### [Your instructions]
Copy out every line of the records in which "title" can be found.

====== Material to process ======

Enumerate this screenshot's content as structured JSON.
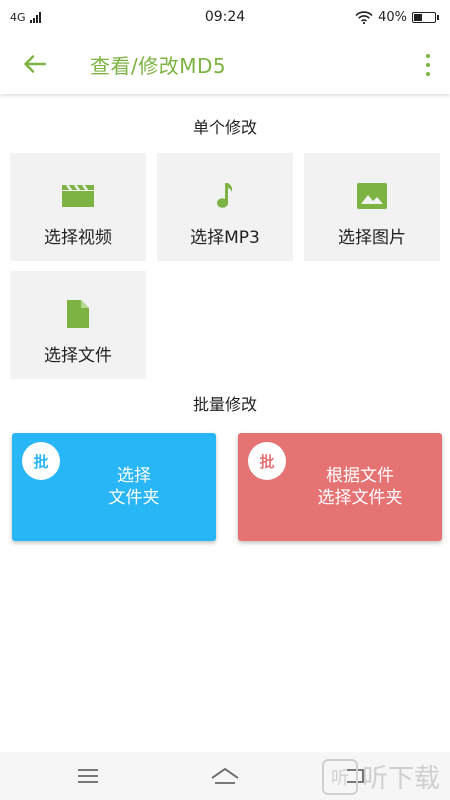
{
  "status_bar": {
    "network": "4G",
    "time": "09:24",
    "battery": "40%",
    "battery_level": 0.4
  },
  "app_bar": {
    "title": "查看/修改MD5"
  },
  "single": {
    "title": "单个修改",
    "tiles": [
      {
        "label": "选择视频",
        "icon": "video-clapper-icon"
      },
      {
        "label": "选择MP3",
        "icon": "music-note-icon"
      },
      {
        "label": "选择图片",
        "icon": "image-icon"
      },
      {
        "label": "选择文件",
        "icon": "file-icon"
      }
    ]
  },
  "batch": {
    "title": "批量修改",
    "cards": [
      {
        "badge": "批",
        "line1": "选择",
        "line2": "文件夹",
        "color": "#29b6f6"
      },
      {
        "badge": "批",
        "line1": "根据文件",
        "line2": "选择文件夹",
        "color": "#e57373"
      }
    ]
  },
  "watermark": {
    "logo": "听",
    "text": "听下载"
  },
  "colors": {
    "accent": "#7cb342"
  }
}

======

### [Answer space]
    "title": "查看/修改MD5"
    "title": "单个修改",
    "title": "批量修改",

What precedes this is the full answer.